[App and web page records]
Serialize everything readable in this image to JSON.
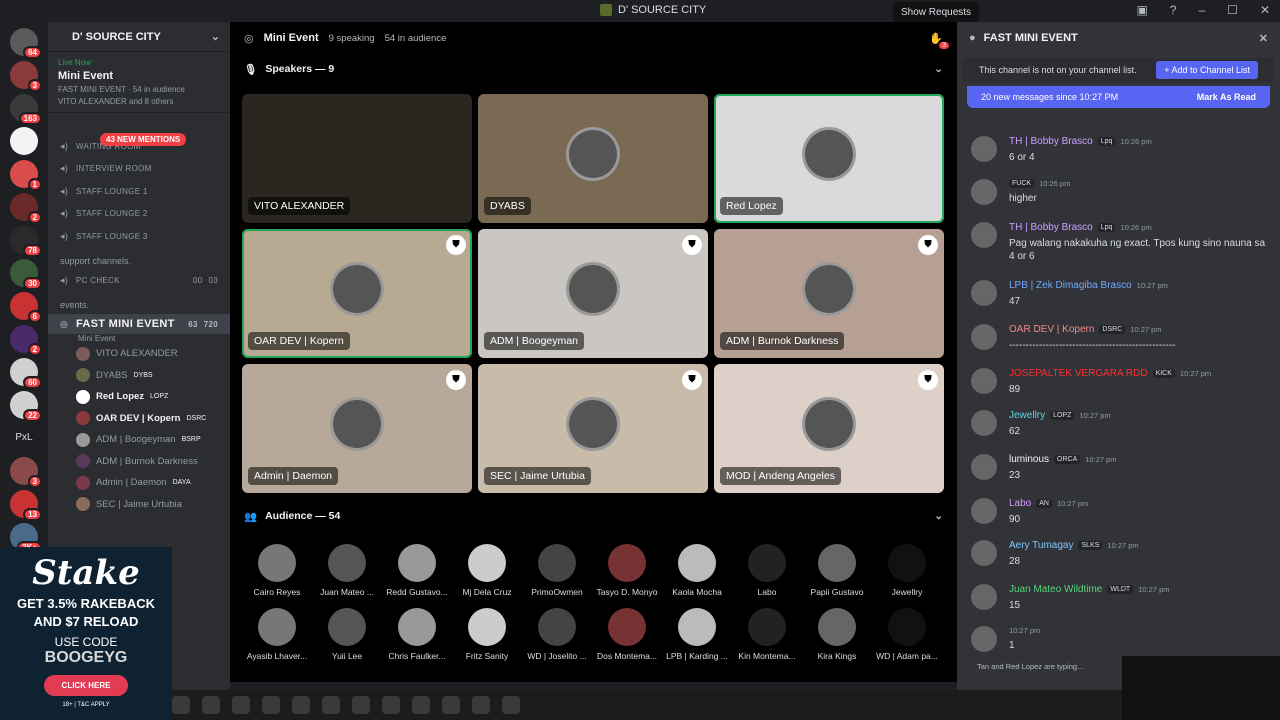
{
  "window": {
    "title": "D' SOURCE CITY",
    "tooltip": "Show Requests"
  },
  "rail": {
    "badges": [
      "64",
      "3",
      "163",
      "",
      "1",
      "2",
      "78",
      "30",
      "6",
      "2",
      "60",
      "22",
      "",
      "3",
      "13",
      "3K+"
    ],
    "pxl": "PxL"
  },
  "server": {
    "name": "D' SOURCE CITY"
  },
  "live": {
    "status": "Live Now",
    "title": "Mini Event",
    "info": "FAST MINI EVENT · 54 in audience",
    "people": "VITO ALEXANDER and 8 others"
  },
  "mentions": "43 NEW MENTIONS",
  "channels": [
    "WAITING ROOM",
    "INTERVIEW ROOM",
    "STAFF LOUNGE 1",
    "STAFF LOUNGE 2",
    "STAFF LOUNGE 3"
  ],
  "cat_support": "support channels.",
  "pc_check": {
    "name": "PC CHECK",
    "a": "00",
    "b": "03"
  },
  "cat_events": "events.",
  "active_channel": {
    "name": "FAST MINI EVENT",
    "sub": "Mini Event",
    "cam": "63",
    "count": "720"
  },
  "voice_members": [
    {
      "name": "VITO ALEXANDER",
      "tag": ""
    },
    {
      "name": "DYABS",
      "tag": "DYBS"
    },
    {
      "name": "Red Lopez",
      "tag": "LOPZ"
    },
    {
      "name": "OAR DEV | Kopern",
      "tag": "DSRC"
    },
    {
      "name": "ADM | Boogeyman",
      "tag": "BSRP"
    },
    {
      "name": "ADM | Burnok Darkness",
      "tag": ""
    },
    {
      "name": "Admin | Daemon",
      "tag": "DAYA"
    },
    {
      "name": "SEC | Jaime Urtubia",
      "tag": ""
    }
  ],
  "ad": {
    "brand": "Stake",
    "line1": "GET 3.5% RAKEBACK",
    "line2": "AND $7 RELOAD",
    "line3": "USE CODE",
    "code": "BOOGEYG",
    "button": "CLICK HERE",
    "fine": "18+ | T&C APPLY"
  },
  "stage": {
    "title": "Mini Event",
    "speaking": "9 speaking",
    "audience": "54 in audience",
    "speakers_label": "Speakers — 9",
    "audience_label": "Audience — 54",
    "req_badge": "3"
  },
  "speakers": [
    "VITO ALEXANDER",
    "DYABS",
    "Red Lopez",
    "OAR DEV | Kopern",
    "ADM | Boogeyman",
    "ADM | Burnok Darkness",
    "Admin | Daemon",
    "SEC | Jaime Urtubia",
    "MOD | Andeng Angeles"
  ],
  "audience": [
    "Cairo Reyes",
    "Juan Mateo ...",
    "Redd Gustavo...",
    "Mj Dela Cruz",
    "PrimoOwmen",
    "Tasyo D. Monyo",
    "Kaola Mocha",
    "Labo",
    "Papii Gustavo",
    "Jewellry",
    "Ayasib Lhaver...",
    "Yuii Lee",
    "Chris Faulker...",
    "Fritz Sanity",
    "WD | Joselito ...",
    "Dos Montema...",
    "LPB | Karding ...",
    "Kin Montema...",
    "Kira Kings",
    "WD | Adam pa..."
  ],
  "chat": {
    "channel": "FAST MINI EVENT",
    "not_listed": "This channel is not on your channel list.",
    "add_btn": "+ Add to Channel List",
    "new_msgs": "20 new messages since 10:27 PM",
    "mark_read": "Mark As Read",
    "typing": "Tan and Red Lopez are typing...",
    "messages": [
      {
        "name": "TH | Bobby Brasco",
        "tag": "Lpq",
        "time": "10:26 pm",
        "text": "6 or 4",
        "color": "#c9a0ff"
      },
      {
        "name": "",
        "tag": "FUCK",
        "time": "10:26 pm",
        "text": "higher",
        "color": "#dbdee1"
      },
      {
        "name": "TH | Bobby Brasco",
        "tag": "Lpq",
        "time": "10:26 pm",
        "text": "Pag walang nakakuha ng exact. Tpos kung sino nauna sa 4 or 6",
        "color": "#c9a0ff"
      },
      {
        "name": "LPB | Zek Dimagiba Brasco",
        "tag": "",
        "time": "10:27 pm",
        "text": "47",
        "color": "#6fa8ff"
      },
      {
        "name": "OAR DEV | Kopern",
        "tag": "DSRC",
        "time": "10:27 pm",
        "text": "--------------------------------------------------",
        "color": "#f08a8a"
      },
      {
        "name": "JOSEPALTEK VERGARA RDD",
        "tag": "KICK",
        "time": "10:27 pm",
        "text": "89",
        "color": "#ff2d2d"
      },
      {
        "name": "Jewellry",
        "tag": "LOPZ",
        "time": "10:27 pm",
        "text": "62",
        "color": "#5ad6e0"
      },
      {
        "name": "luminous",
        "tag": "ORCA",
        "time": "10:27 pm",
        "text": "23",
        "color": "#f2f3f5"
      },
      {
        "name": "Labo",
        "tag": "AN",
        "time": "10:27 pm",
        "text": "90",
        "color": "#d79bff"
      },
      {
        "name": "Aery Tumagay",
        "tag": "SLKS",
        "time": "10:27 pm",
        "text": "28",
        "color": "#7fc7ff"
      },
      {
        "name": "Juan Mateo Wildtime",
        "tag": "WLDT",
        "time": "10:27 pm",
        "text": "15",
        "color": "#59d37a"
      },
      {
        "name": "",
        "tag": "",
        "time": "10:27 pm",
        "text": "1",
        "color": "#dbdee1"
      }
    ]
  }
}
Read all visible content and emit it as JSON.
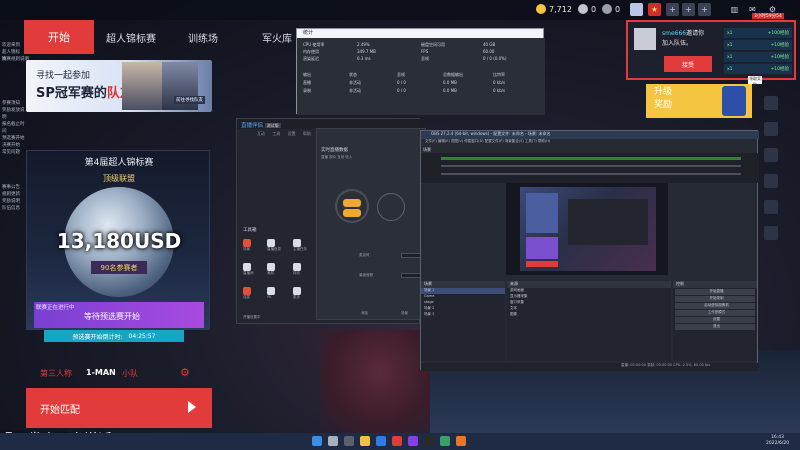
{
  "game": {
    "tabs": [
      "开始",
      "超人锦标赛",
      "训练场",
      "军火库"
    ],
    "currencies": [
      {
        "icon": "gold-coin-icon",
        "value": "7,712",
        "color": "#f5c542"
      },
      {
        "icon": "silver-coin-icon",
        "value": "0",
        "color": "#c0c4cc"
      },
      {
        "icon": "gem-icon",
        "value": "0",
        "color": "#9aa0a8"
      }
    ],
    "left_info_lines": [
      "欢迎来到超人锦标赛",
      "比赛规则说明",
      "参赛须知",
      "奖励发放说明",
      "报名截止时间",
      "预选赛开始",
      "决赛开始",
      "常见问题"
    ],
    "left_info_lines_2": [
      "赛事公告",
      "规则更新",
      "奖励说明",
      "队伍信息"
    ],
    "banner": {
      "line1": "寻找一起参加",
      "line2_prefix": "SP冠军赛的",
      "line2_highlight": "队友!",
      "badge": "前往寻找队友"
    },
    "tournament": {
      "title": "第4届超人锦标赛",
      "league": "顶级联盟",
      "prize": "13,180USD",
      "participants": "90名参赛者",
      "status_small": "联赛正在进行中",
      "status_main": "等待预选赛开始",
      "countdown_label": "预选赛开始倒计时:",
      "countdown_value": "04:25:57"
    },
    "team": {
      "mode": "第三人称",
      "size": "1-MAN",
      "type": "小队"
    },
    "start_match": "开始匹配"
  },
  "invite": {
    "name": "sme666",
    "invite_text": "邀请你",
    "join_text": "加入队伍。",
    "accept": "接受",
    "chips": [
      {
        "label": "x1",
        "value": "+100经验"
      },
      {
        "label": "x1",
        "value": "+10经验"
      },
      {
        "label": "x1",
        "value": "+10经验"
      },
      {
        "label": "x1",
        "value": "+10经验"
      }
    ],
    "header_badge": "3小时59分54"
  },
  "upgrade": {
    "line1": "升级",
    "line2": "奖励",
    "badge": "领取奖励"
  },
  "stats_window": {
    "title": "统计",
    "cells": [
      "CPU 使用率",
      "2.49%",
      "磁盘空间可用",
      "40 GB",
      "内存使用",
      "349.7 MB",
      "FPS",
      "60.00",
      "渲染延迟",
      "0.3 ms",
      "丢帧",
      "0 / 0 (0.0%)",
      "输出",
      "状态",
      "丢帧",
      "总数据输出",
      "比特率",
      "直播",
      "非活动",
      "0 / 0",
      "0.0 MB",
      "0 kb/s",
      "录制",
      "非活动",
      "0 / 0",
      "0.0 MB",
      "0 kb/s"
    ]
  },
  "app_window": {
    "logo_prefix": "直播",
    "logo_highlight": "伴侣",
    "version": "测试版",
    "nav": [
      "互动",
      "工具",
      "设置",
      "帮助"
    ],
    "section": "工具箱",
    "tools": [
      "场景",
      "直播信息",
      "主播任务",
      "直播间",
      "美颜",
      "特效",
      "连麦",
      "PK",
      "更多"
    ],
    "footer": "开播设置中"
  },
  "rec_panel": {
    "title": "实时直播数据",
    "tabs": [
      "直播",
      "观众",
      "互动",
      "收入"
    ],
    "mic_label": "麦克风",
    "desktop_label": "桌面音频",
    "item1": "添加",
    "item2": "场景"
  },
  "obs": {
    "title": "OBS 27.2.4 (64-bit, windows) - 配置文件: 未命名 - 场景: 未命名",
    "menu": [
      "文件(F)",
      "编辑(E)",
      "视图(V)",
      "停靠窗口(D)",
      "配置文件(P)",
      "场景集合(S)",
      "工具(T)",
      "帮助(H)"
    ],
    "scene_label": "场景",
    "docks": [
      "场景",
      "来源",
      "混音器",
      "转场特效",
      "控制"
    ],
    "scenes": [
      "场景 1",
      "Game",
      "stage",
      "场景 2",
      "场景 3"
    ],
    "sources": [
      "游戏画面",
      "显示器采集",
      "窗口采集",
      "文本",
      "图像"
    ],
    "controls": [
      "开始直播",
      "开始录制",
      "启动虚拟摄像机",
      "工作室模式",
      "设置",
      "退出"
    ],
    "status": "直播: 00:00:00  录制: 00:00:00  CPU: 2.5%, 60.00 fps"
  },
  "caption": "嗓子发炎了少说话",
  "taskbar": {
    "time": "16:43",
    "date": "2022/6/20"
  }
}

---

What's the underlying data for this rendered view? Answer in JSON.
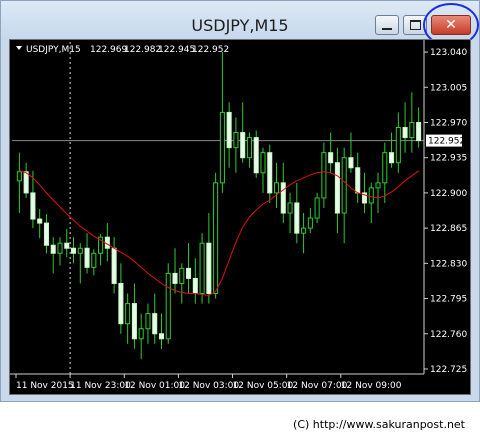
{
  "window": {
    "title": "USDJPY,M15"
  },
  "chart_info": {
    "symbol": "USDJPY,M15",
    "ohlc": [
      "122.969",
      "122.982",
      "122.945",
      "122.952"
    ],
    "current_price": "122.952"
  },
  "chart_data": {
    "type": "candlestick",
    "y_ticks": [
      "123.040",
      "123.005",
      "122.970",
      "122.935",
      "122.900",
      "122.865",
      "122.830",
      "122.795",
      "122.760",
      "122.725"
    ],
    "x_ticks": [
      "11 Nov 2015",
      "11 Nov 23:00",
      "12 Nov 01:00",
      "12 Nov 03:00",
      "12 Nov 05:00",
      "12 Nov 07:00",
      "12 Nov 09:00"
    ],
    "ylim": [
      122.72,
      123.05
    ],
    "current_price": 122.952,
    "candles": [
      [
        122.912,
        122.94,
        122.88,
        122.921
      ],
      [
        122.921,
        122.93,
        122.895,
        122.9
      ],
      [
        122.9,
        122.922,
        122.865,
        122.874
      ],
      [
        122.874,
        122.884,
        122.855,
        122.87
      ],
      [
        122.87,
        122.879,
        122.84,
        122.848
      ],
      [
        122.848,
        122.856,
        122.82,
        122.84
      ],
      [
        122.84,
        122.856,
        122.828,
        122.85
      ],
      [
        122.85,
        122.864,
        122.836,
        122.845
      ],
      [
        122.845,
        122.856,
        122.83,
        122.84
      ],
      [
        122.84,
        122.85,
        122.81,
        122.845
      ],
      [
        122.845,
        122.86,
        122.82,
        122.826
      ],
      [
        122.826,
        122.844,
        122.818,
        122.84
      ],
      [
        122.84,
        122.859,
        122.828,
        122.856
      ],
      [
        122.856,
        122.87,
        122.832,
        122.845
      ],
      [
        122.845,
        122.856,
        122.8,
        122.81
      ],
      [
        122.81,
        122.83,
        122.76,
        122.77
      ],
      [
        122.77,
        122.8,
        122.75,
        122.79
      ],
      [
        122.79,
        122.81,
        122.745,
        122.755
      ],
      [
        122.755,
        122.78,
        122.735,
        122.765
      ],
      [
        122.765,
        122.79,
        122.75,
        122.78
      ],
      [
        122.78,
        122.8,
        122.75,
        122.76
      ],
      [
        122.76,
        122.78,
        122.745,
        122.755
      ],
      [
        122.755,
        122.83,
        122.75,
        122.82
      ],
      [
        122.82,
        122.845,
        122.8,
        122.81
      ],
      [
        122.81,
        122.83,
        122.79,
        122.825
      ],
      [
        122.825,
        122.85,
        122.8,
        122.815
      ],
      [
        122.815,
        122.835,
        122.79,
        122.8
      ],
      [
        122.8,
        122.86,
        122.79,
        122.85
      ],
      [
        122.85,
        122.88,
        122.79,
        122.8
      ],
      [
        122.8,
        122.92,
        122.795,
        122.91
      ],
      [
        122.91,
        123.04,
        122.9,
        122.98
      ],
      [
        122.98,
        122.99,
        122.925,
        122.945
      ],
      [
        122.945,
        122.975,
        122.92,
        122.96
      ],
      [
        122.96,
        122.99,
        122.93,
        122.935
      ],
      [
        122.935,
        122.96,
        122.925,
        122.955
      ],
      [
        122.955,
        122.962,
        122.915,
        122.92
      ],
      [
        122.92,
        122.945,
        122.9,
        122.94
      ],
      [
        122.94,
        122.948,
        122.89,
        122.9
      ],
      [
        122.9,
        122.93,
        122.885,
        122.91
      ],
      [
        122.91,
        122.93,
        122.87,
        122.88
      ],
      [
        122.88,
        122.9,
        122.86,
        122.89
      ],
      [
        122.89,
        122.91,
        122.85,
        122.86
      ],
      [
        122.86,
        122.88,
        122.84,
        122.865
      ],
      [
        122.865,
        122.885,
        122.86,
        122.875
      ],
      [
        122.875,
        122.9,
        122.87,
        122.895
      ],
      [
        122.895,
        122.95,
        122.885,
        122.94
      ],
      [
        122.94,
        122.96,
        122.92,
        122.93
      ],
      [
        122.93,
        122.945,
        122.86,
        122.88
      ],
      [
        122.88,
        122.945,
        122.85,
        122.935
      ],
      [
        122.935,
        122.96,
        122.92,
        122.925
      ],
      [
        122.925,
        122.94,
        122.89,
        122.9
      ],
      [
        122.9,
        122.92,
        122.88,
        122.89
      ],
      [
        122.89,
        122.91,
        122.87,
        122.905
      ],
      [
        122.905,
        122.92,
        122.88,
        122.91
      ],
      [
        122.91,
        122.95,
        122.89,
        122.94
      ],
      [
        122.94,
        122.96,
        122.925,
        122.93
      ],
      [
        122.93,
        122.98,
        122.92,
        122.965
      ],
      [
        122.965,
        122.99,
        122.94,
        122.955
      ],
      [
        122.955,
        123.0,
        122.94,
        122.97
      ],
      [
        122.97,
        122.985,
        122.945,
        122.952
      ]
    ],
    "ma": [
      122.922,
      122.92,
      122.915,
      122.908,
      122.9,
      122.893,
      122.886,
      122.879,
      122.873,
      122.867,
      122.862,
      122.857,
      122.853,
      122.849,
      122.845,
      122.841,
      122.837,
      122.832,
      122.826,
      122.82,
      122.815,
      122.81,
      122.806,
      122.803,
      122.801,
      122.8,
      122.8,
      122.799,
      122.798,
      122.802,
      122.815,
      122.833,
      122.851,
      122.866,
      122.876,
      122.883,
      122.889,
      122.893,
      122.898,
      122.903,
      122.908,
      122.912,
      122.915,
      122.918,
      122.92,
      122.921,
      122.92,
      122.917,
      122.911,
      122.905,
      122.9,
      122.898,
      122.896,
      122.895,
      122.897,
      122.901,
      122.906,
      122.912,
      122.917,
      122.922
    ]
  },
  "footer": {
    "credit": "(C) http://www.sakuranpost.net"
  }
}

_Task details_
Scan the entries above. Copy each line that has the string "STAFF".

_Answer box_
    "STAFF LOUNGE 1",
    "STAFF LOUNGE 2",
    "STAFF LOUNGE 3"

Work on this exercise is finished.